### Exercise aim
Find every line below with the string "label" and pick it out.

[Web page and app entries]

========================================

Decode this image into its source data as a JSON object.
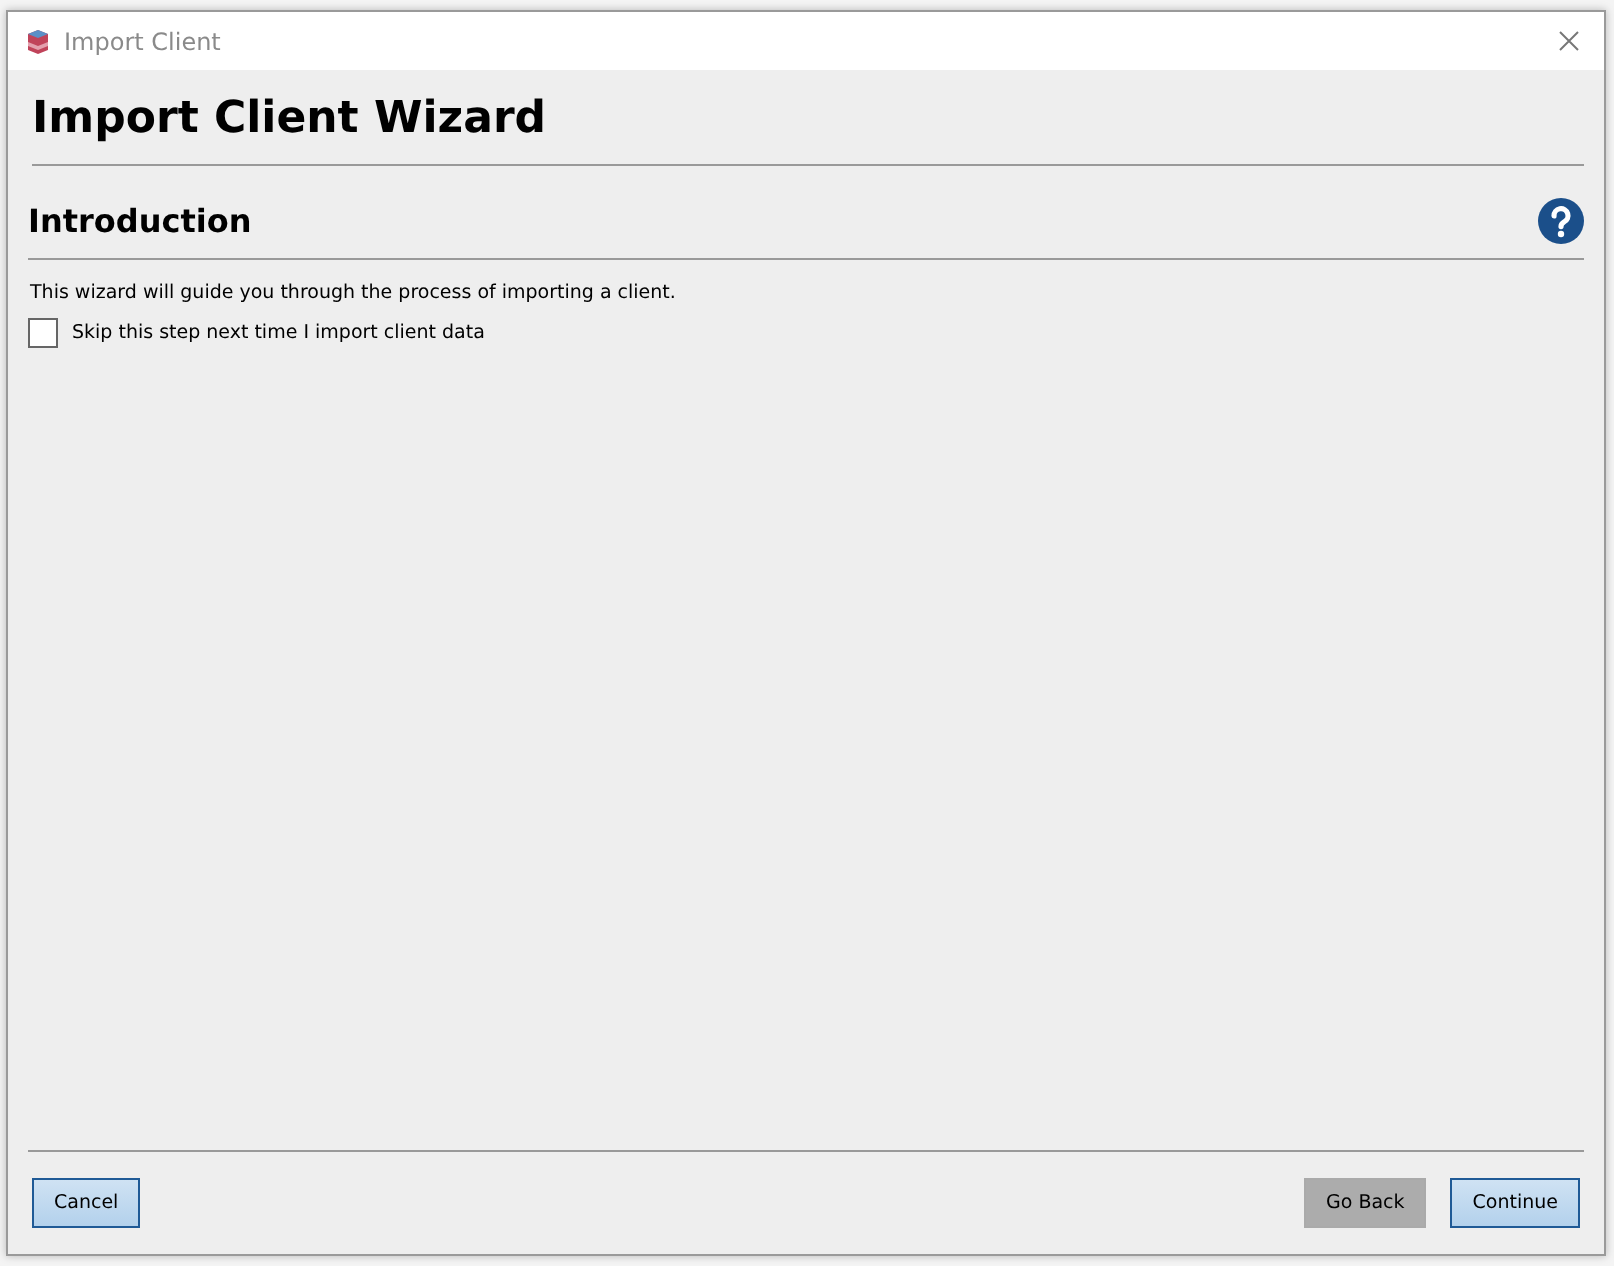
{
  "window": {
    "title": "Import Client"
  },
  "heading": "Import Client Wizard",
  "section": {
    "title": "Introduction"
  },
  "description": "This wizard will guide you through the process of importing a client.",
  "skip_checkbox": {
    "label": "Skip this step next time I import client data",
    "checked": false
  },
  "footer": {
    "left_buttons": [
      {
        "label": "Cancel",
        "disabled": false
      }
    ],
    "right_buttons": [
      {
        "label": "Go Back",
        "disabled": true
      },
      {
        "label": "Continue",
        "disabled": false
      }
    ]
  }
}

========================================

### Reply
    "label": "Skip this step next time I import client data",
        "label": "Cancel",
        "label": "Go Back",
        "label": "Continue",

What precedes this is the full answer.